A second reason for confusion in the matter of respect, in addition to that over the definition, is the current notion that everyone deserves tit-for-tat equality. This is one of the excesses of democracy, which ought not to be confused with Christianity. The truth is that not everybody has a right to everything. A child has the right to be taken care of. An adult has not. An adult has the right to vote, get married, be taxed. A child has not. . . . Different kinds of honor and respect are suitable to different people. . . .

Christianity teaches righteousness, not rights. It emphasizes honor, not equality. A Christian’s concern is what is owed to the other, no what is owed to himself. . . .

A sense of place is important for a Christian. We cannot give honor duly—where it is due—without a sense of place. Who is this person, who am I in relation to him? We are people under authority at all times, owing honor and respect to a king or a president, to parents, to master, teacher, husband or boss, to ministers and elders and bishops, and of course always and most important, to Christ.”
— Elizabeth Elliot, Discipline: The Glad Surrender

Free E-Book for You (or a Friend)

Most of you probably did not get up this morning thinking, "I really need to find some good material on leadership in the church!" That is the topic of this free e-book, so let me tell you two things before you tune out.

1) It is important for believers who are not paid or educated for ministry to provide leadership in their church.

Often the overall direction of the church is not determined by pastors, but by the people who appoint pastors and establish policy. Unfortunately, many are sitting back and allowing the pastors to make all the decisions.

You, or someone you know, may be in a position to provide important leadership in your church, even if you are not a pastor or elder. This free e-book can be a useful tool in trying to understand what the Bible says about pastors or elders.

2) You might know someone who is interested in the topic of leadership in the church, so please pass this on to them.

There is a significant movement of people leaving the church, but it is not because they are losing their faith; they are disenchanted with the church. Some are asking questions about how we should "do" church. I don't think anyone should leave regular fellowship with a local church (even though it has problems). But we should be asking what the Bible says about church.

There are also many pastors and leaders who are frustrated and are looking for answers. One of many issues about church is leadership. "How should pastors lead?" "Who should be in charge?" "How many pastors (or elders) should there be?" "What are pastors (or elders) responsible for?"

This free e-book attempts to find answers from the Bible for each of these questions and more!
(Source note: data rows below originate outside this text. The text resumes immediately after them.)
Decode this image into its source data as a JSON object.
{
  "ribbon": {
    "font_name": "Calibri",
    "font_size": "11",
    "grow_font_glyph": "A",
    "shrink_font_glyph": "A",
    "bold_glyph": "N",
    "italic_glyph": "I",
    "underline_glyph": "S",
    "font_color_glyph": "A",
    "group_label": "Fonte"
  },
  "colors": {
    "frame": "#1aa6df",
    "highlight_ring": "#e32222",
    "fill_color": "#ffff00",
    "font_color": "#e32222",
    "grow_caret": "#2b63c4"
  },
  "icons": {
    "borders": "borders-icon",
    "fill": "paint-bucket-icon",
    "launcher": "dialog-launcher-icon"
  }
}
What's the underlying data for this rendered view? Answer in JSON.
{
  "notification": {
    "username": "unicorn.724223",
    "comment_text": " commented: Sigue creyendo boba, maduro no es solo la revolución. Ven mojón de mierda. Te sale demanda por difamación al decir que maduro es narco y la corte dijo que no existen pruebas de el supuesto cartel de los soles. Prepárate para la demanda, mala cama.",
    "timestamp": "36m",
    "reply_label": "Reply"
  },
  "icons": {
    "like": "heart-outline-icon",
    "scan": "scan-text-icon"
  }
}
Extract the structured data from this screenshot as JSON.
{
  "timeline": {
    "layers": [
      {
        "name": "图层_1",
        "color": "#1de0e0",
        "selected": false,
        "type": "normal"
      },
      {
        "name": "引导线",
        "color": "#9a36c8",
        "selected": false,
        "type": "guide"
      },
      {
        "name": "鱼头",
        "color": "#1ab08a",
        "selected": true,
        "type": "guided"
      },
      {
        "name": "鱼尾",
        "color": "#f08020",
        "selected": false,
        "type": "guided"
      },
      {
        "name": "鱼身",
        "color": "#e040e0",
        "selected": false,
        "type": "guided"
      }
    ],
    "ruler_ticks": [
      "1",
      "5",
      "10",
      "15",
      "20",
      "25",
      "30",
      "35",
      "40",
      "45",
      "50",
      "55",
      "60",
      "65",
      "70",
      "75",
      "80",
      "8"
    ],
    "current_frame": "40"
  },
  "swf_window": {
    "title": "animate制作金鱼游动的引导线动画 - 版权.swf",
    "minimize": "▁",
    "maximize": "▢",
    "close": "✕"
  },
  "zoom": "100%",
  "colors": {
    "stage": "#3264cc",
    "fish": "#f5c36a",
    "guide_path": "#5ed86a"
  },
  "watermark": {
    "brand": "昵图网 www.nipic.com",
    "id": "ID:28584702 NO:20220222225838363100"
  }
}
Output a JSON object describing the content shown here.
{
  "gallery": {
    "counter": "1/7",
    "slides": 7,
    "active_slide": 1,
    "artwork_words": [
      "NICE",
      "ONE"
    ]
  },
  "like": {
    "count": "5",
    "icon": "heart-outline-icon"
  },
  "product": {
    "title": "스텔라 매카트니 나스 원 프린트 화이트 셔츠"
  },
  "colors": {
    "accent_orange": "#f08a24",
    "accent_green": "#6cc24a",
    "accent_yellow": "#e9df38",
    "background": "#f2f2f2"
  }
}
ONE LAST ENCOURAGEMENT: You do not have to read this whole book to find out what you need to know. This is a pdf version of my Ph.D. dissertation and is therefore quite detailed.

You might want to start with the conclusion and dig in where it seems interesting.

Here is an excerpt from the conclusion:

"That elders in sin are to be confronted demonstrates that the church is not to submit to their leaders blindly. Instead, they are to follow as those who are persuaded (Heb 13:17). Elders and leaders who teach twisted things are not to be tolerated (Acts 20:29–31; Titus 1:9–16). The ultimate basis of the authority of an elder, therefore, is not his office or his authorization to lead and teach. The basis for his authority is the alignment of his life and teaching with the truth of God’s word. While elders have authority de jure of position and responsibility, the primary authority that elders exercise in the community is authority de facto of influence based on sound teaching, wise leadership, and godly character."

Conclusion on Church Elders' Authority

Here is a link to the conclusion of my dissertation, The Authority of Church Elders in the NT. Aside from the readers on the committee at school, I have not received much in the way of critical feedback. I am anxious for my conclusions to be challenged and improved. I also pray that where ever I have accurately understood the Scripture, this will be an encouragement and challenge to others. I have only uploaded the conclusion. I can also make available the chapters that discuss each relevant passage individually if there are further thoughts or questions.